Last seen decapitated from a statue on the Ryerson University campus in Toronto, the head of Egerton Ryerson has made its way to 1492 Land Back Lane in Caledonia, Ont.
The area is the subject of an ongoing land battle between the Six Nations of the Grand River and local developers, who are attempting to build residential housing on land that the Six Nations say was never ceded by the Haudenosaunee.
The statue head is now resting on a “pike” overseeing the land, according to Skyler Williams, a Six Nations of the Grand River member who has been acting as spokesperson for 1492 Land Back Lane. The area is about 20 kilometres south of Hamilton near the Six Nations of the Grand River reserve.
Williams said he doesn’t know how it got to the site, but they’ll keep it unless someone else “is wanting to take it on tour.”
Ryerson was one of the architects of Canada’s residential school system, which separated 150,000 Indigenous children from their families until the last one closed in 1996.
“It’ll stay in its spot on the hill for the foreseeable future,” he said about the statue head.
A post from a Twitter account associated with 1492 Land Back Lane showed it overlooking the land nearby.
The statue was toppled and beheaded on Sunday by demonstrators on the Ryerson University campus after the remains of an estimated 215 Indigenous children were detected on the site of a former residential school in Kamloops, B.C.
Ryerson was the chief superintendent of education in Upper Canada (now modern-day Ontario). In 2010, Ryerson University’s Aboriginal Education Council found “although [Ryerson] did not implement or oversee the launch of the schools, he contributed to the blueprint of them.”
Williams said that, for him, statues of colonial figures like Ryerson are “iconic symbols about the genocide of our people” and “akin to having a statue of Hitler in the middle of Times Square.”
Trees planted to honour children in occupied area
Williams said three white pine saplings have been planted on the site of 1492 Land Back Lane as a way to memorialize the children.
“I don’t think that anybody was surprised in the Indigenous community,” he said of the remains buried at the former B.C., residential school. “We’ve been saying this now for 50 years, at least, that there are thousands of kids who never came home from those schools.”
Williams told the CBC that he sees a direct link between their struggle to win back the land and the legacy of residential schools.
“There is a very direct tie between the land-back movement and the residential schools,” said Williams, along with the Sixties Scoop, missing and murdered Indigenous women and girls, and what he calls the Millennium Scoop — the disproportionate levels Indigenous children are separated from their parents by Canada’s child welfare systems.
“When we’re talking about land back, we’re also talking about being able to invite those people home, those people who have suffered enough and need to have an opportunity to grow back into their communities.”
Ryerson statue head now on site of land dispute
Haudenosaunee-led demonstrators say land south of Caledonia planned for residential housing developments by two companies — Foxgate Developments and Wildwood Developments — was never surrendered to the Crown.

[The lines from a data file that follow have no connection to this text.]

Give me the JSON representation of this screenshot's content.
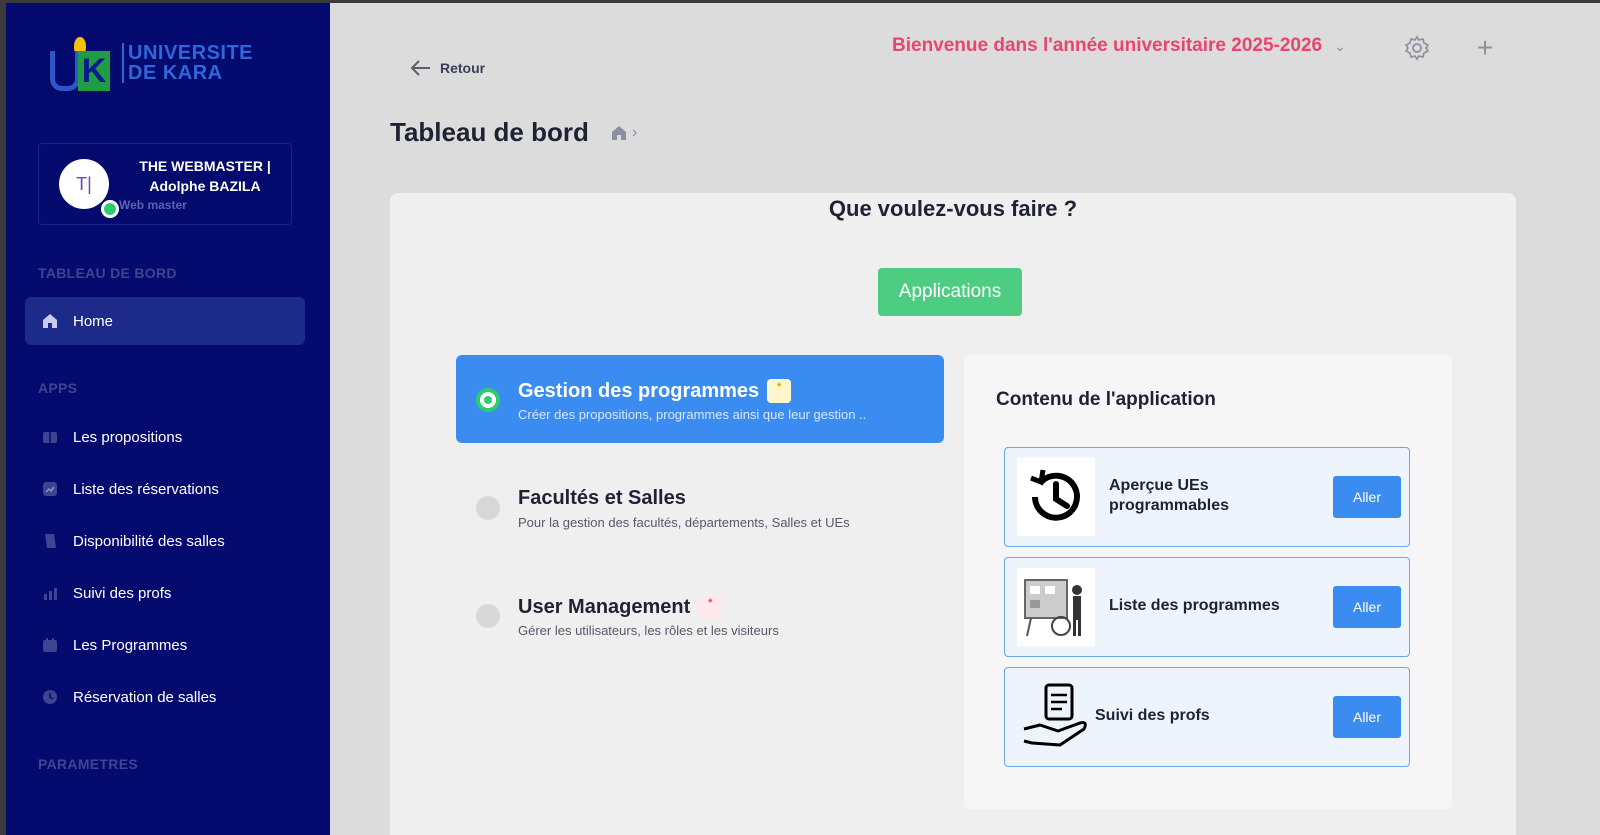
{
  "logo": {
    "letters_u": "U",
    "letters_k": "K",
    "line1": "UNIVERSITE",
    "line2": "DE KARA"
  },
  "profile": {
    "initials": "T|",
    "name": "THE WEBMASTER | Adolphe BAZILA",
    "role": "Web master"
  },
  "sidebar": {
    "section_dashboard": "TABLEAU DE BORD",
    "home": "Home",
    "section_apps": "APPS",
    "items": [
      {
        "label": "Les propositions",
        "icon": "book-icon"
      },
      {
        "label": "Liste des réservations",
        "icon": "chart-icon"
      },
      {
        "label": "Disponibilité des salles",
        "icon": "scroll-icon"
      },
      {
        "label": "Suivi des profs",
        "icon": "stats-icon"
      },
      {
        "label": "Les Programmes",
        "icon": "calendar-icon"
      },
      {
        "label": "Réservation de salles",
        "icon": "clock-icon"
      }
    ],
    "section_params": "PARAMETRES"
  },
  "header": {
    "back": "Retour",
    "welcome": "Bienvenue dans l'année universitaire 2025-2026",
    "page_title": "Tableau de bord"
  },
  "main": {
    "question": "Que voulez-vous faire ?",
    "apps_button": "Applications",
    "options": [
      {
        "title": "Gestion des programmes",
        "desc": "Créer des propositions, programmes ainsi que leur gestion ..",
        "badge": "*"
      },
      {
        "title": "Facultés et Salles",
        "desc": "Pour la gestion des facultés, départements, Salles et UEs"
      },
      {
        "title": "User Management",
        "desc": "Gérer les utilisateurs, les rôles et les visiteurs",
        "badge": "*"
      }
    ],
    "content_title": "Contenu de l'application",
    "content_items": [
      {
        "name": "Aperçue UEs programmables",
        "button": "Aller"
      },
      {
        "name": "Liste des programmes",
        "button": "Aller"
      },
      {
        "name": "Suivi des profs",
        "button": "Aller"
      }
    ]
  },
  "colors": {
    "sidebar": "#050a6e",
    "accent_blue": "#3b8cf1",
    "green": "#4ccd82",
    "welcome": "#e8456f"
  }
}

Demonstrators began occupying McKenzie Meadows on July 19, 2020, saying it’s unceded territory. They call the area 1492 Land Back Lane.
The demonstrators have stayed on the land for more than 300 days. There have since been blockades across roads in the area, court injunctions to remove the people staying there and dozens of arrests.

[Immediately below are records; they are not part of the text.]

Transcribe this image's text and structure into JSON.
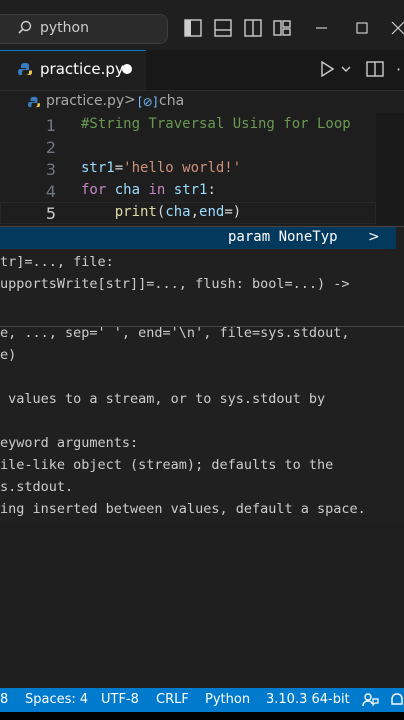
{
  "titlebar": {
    "search_text": "python"
  },
  "tab": {
    "label": "practice.py"
  },
  "breadcrumb": {
    "file": "practice.py",
    "separator": ">",
    "symbol_icon": "[⊘]",
    "symbol": "cha"
  },
  "editor": {
    "lines": [
      {
        "num": "1",
        "text": "#String Traversal Using for Loop"
      },
      {
        "num": "2",
        "text": ""
      },
      {
        "num": "3",
        "text": "str1='hello world!'"
      },
      {
        "num": "4",
        "text": "for cha in str1:"
      },
      {
        "num": "5",
        "text": "    print(cha,end=)"
      }
    ]
  },
  "hover": {
    "header": "param NoneTyp",
    "chevron": ">",
    "lines": [
      "tr]=..., file:",
      "upportsWrite[str]]=..., flush: bool=...) ->",
      "e, ..., sep=' ', end='\\n', file=sys.stdout,",
      "e)",
      " values to a stream, or to sys.stdout by",
      "eyword arguments:",
      "ile-like object (stream); defaults to the",
      "s.stdout.",
      "ing inserted between values, default a space."
    ]
  },
  "statusbar": {
    "col": "8",
    "spaces": "Spaces: 4",
    "encoding": "UTF-8",
    "eol": "CRLF",
    "language": "Python",
    "interpreter": "3.10.3 64-bit"
  },
  "colors": {
    "accent": "#007acc",
    "comment": "#6a9955",
    "string": "#ce9178",
    "keyword": "#c586c0",
    "function": "#dcdcaa"
  }
}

Williams turned himself in to police on May 19 after he was charged with two counts each of mischief and disobeying a court order, as well as intimidation and failing to comply with an undertaking.
“When the cops came here on the very first day and asked us how long we plan on being here, there were a bunch of us there who said, that day, that our people have been here for 10,000 years, and we plan on being here for the next 10,000 more,” said Williams. “We aren’t going anywhere.
“You’re going to continue to see people doing exactly what we’ve done here if there isn’t some radical change within government, and the way we are policing, and the way we are continuing to discriminate against Indigenous people making a stand for lands that are rightfully theirs.”
Statue won’t be restored or replaced
More than 1,000 people took part in an afternoon protest on Sunday to topple the Ryerson statue outside the university.
After it had fallen, Ryerson University president Mohamed Lachemi said in a statement it “will not be restored or replaced.”
Following the Kamloops discovery, Indigenous students at the university also called on students, faculty and alumni to stop using the name Ryerson in their email signatures, correspondence, and on their resumés, urging them instead to call the school X University.
Two publications associated with Ryerson’s journalism school — the Ryersonian newspaper and the Ryerson Review of Journalism magazine — also say they will change their names.
Support is available for anyone affected by their experience at residential schools and those triggered by the latest reports.
A national Indian Residential School Crisis Line has been set up to provide support for former students and those affected. People can access emotional and crisis referral services by calling the 24-hour national crisis line: 1-866-925-4419